WHAT IS BEING ASKED
The answer must consist of each line of the records below that contains the string "this".

THE INPUT
==========
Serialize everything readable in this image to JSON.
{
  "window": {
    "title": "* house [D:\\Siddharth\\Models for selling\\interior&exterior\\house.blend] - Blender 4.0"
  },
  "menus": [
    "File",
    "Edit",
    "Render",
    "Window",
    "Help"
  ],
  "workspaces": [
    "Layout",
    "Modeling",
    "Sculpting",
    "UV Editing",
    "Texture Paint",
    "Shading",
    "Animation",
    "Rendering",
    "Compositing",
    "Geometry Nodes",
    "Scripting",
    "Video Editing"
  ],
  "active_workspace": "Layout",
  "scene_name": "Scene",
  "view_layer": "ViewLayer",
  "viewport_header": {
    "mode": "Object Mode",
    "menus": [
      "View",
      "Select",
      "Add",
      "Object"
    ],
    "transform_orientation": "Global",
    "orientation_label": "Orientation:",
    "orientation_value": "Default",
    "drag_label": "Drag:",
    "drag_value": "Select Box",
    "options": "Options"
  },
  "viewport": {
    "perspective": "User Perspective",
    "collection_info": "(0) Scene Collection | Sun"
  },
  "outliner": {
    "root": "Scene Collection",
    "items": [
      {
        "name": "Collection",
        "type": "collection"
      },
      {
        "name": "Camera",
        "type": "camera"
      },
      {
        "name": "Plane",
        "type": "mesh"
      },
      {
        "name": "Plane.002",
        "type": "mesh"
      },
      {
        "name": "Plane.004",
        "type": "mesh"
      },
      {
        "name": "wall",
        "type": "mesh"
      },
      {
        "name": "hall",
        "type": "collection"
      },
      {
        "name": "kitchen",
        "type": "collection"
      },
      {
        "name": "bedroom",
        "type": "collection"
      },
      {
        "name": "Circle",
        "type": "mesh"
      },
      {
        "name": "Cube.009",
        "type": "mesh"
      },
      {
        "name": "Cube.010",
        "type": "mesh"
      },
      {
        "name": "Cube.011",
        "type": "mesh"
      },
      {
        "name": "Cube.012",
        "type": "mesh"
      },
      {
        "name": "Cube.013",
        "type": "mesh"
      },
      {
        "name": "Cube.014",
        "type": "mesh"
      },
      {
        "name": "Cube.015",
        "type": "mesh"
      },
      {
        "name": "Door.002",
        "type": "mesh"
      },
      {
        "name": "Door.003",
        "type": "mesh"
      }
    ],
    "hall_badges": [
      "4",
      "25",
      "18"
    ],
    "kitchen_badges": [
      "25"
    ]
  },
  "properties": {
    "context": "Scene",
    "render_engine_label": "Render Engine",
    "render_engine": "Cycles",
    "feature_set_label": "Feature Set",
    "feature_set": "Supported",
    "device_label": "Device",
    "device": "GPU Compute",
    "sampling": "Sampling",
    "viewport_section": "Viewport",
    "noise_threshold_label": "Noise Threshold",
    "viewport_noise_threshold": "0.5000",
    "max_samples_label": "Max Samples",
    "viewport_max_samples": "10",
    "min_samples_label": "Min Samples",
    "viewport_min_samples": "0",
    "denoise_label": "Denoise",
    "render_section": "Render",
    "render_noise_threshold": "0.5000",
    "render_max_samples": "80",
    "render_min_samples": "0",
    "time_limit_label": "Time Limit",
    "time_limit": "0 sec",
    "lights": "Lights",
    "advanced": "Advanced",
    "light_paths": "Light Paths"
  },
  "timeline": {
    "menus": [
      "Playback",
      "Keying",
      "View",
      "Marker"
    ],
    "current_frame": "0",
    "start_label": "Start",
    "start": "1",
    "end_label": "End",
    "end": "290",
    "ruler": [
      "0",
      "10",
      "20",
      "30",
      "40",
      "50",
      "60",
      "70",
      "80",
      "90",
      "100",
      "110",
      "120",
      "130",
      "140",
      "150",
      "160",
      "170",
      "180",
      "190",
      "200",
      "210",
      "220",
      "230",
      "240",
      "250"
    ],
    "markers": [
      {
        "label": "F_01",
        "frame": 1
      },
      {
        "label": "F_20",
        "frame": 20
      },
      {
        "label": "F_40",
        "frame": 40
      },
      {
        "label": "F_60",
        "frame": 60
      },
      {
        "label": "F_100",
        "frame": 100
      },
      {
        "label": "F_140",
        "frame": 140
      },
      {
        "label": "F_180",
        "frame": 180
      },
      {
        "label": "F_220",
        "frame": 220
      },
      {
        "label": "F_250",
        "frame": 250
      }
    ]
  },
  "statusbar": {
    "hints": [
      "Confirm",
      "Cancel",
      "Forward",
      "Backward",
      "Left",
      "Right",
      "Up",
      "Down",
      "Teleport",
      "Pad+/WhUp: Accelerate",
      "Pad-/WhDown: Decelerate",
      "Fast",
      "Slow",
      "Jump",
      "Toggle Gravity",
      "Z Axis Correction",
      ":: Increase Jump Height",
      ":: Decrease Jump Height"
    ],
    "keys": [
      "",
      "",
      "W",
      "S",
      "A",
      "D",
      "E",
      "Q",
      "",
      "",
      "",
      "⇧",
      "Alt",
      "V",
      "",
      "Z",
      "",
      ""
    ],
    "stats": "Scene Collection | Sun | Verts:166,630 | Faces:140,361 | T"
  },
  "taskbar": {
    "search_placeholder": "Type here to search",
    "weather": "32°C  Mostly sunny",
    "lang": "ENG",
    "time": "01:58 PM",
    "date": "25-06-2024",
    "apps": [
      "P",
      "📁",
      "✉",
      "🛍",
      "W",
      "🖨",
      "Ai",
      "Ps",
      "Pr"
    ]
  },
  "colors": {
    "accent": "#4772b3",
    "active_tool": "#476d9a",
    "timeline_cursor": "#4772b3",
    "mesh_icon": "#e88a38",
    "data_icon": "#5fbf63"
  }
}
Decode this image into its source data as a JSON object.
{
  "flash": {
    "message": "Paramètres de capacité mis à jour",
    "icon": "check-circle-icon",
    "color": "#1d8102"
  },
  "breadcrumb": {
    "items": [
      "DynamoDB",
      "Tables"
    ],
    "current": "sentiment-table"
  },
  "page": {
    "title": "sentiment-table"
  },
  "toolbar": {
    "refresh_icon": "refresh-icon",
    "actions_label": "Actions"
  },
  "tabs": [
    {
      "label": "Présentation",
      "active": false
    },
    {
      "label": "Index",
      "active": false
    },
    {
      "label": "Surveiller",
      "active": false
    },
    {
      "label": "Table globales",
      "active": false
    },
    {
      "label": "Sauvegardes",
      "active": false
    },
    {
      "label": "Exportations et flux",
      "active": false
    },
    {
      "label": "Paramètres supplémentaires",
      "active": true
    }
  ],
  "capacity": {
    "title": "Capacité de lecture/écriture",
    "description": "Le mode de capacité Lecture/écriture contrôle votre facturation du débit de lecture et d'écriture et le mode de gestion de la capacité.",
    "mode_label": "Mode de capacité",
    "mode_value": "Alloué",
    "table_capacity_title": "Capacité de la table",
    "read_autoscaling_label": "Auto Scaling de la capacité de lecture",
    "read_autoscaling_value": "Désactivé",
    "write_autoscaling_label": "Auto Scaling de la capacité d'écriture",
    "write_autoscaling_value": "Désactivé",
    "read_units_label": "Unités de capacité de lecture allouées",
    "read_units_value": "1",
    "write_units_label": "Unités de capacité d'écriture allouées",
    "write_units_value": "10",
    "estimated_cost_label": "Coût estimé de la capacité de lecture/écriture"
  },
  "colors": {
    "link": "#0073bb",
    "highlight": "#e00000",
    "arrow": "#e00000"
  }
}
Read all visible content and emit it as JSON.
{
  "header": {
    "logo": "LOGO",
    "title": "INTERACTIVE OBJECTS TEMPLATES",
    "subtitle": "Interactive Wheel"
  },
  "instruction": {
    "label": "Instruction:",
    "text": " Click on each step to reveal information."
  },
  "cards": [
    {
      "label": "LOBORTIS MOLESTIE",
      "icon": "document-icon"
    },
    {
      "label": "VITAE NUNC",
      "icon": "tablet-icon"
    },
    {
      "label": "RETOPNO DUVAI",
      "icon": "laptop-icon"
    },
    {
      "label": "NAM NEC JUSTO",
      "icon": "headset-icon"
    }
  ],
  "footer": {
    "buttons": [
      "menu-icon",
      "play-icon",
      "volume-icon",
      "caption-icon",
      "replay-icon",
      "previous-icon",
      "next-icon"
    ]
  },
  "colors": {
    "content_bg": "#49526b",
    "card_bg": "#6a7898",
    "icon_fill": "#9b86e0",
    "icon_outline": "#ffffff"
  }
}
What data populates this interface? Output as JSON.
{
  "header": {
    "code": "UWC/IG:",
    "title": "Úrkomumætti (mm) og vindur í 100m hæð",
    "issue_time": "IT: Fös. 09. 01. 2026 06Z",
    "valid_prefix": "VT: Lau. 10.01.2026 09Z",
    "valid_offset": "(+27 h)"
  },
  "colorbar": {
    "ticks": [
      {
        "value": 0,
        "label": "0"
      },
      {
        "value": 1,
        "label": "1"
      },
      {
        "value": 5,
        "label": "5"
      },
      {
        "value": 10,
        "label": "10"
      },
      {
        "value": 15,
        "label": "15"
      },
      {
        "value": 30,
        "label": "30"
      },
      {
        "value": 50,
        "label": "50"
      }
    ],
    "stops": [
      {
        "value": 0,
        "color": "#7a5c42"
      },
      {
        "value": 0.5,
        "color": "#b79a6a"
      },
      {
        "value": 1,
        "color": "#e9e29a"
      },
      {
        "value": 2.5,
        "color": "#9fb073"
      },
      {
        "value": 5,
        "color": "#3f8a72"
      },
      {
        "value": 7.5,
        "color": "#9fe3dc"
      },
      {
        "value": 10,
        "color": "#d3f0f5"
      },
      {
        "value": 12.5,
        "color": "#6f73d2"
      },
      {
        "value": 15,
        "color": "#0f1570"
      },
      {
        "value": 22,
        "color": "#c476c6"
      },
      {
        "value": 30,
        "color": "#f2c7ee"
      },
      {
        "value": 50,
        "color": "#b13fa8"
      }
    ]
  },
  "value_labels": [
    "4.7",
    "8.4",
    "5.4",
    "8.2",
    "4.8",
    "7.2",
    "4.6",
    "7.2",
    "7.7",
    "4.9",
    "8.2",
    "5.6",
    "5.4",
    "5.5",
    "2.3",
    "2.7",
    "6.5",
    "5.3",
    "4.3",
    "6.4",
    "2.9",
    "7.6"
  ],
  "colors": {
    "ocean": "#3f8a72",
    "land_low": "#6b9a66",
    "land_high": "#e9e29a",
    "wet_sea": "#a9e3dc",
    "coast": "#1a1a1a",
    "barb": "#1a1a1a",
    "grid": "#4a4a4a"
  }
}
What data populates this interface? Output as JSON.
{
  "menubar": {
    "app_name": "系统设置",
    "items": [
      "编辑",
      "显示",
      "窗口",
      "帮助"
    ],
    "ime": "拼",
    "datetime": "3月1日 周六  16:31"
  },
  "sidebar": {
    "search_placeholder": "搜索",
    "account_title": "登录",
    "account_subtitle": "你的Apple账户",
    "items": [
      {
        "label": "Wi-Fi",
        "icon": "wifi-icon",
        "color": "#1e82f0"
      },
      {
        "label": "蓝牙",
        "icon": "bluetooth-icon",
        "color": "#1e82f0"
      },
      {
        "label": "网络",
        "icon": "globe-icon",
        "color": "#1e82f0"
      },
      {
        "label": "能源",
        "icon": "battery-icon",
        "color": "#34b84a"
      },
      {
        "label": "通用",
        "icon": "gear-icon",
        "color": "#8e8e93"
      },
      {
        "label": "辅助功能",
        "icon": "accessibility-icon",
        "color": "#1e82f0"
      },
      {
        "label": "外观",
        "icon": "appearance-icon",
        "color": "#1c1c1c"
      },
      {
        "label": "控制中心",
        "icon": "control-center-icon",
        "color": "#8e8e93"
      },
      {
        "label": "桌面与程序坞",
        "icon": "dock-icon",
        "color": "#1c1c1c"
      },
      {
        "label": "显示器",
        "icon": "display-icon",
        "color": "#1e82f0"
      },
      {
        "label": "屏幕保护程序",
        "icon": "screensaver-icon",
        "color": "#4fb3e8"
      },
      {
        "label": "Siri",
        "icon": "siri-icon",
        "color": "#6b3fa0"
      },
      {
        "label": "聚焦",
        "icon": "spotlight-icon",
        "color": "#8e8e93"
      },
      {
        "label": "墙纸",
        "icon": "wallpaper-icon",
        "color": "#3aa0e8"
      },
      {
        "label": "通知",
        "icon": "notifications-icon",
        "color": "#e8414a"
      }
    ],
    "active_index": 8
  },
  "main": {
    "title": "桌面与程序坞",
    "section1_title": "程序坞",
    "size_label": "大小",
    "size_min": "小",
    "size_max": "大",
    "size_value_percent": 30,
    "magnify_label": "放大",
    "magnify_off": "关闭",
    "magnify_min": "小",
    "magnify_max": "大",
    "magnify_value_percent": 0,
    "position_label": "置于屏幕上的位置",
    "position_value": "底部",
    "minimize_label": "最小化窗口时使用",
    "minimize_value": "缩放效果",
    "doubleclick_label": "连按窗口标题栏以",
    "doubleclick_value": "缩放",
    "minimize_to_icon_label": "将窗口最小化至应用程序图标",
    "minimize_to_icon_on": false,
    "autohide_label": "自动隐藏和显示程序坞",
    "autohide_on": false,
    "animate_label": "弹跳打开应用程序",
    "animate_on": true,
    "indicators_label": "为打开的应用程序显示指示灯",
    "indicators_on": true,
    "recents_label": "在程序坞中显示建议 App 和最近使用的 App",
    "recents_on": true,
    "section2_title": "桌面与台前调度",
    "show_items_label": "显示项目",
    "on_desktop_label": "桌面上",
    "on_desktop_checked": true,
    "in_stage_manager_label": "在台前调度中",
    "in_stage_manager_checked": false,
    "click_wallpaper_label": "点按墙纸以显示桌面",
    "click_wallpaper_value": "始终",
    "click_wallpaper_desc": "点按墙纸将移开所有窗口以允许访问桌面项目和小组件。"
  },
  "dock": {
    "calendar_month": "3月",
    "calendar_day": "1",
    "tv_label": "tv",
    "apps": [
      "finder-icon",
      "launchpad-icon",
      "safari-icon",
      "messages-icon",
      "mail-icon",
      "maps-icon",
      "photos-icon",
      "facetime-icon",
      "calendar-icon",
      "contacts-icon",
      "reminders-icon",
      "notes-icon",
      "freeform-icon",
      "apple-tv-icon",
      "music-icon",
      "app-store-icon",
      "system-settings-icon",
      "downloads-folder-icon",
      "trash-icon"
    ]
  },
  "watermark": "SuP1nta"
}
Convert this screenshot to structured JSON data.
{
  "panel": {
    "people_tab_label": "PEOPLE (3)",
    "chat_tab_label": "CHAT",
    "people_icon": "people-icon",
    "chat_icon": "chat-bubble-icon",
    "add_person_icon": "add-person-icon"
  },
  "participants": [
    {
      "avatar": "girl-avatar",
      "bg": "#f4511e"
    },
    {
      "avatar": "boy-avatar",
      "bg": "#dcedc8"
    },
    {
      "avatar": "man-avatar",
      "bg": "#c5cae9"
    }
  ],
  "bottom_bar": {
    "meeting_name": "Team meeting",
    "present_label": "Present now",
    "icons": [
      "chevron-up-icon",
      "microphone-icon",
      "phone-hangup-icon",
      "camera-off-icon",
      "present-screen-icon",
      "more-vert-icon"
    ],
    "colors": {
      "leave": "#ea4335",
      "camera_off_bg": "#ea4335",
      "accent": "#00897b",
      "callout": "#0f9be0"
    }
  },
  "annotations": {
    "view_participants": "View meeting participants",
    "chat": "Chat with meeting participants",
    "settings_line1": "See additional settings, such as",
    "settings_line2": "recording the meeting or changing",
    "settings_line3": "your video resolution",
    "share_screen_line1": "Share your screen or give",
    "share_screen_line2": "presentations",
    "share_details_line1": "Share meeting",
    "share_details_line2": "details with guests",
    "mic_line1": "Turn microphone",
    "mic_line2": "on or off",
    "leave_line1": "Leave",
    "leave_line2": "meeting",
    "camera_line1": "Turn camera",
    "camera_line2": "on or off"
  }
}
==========
EXPECTED OUTPUT
Serialize everything readable in this image to JSON.
Decode this image into its source data as a JSON object.
What data populates this interface? Output as JSON.
What data populates this interface? Output as JSON.
Convert this screenshot to structured JSON data.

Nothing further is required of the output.